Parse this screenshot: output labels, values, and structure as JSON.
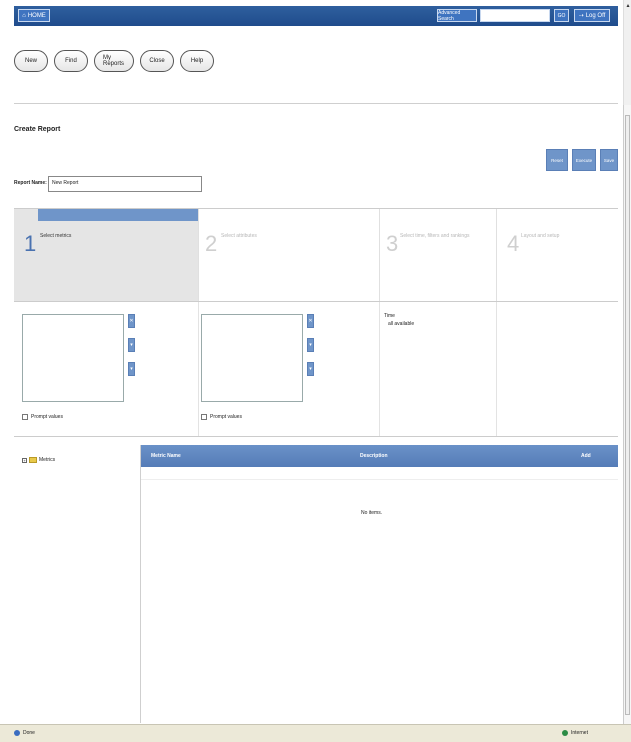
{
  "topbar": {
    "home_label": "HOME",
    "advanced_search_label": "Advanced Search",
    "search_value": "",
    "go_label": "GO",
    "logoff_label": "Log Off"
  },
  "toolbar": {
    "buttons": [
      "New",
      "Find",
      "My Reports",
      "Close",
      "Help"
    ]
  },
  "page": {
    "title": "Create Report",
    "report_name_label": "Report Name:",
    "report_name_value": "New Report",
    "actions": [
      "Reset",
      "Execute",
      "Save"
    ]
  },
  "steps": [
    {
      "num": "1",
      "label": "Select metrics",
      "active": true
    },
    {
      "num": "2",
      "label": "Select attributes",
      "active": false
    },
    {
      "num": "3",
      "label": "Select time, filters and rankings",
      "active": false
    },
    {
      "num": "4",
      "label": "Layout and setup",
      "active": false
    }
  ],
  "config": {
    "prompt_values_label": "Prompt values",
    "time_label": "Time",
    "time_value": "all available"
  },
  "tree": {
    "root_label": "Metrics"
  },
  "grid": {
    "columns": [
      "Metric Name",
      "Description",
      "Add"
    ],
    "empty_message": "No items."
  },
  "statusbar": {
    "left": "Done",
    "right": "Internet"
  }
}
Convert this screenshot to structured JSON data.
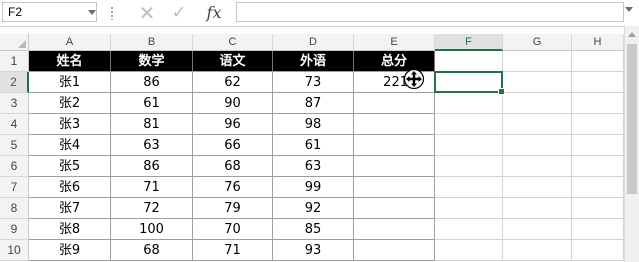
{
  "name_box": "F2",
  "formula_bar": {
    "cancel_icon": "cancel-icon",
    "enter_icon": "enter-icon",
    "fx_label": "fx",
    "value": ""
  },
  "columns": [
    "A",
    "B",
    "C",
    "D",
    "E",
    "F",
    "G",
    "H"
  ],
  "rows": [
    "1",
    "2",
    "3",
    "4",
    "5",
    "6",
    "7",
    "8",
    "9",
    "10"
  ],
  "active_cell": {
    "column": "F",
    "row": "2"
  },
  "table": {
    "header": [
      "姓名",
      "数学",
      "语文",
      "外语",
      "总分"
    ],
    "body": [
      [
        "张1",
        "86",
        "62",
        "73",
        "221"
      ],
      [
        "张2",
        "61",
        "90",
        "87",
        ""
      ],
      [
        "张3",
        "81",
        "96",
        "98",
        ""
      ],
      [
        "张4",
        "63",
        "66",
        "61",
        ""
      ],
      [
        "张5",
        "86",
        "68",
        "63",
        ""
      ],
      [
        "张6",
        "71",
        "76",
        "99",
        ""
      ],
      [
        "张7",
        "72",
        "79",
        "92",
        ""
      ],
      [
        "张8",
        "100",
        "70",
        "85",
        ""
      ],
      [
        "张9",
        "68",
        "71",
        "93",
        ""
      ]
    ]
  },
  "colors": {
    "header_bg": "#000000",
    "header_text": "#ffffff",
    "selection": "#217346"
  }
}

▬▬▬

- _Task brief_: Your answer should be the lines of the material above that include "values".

- _Answer to the problem_:
Parse this screenshot: output labels, values, and structure as JSON.
    "prompt_values_label": "Prompt values",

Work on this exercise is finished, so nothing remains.